Rethinking Emancipation: Meetei and Naoria Phulo
In 1931, Naoria Phulo (1888-1941), a Meetei from Assam, delivered a speech to a small group of his followers, after which, he and his followers were excommunicated by the Meetei community of Assam. They were excommunicated because they undertook the task of the revival of Meetei religion and cultures. Their effort for revival was a challenge to the larger Meetei community which were predominantly Hindu. For Phulo, this excommunication was an opportunity for emancipation from religious and cultural oppression of Hinduism and mayang. Naoria Phulo’s work in the un/making of Meetei society in the twentieth century is immensely powerful. The paper looks at his one such moment of un/making of Meetei in 1931, when along with his followers, he was ostracised by his Meetei community of Assam.

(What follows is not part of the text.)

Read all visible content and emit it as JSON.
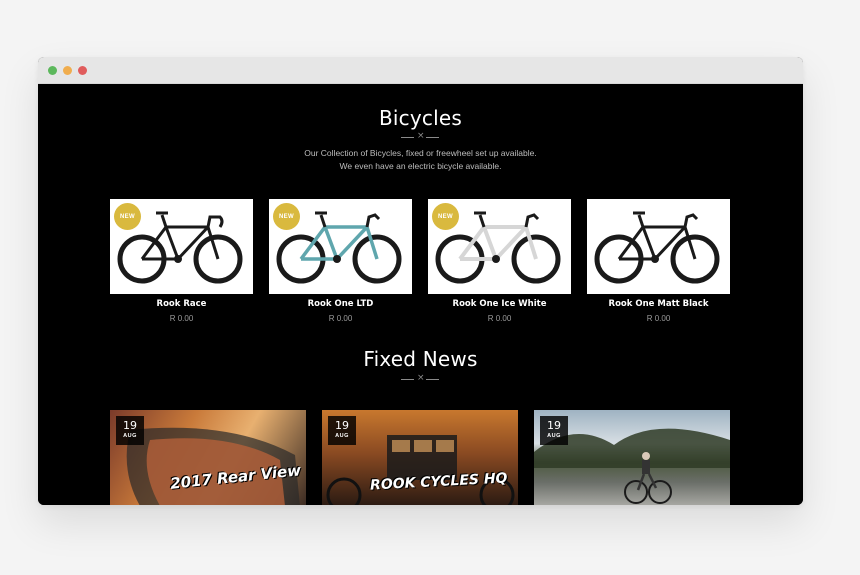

The moment of ostracisation, for Phulo, was a moment of emancipation, clarity from Hinduism, rather than meek sulking for the same. The paper touches upon a number of important assertions of Phulo which shaped Meetei consciousness and thinking in the twentieth century.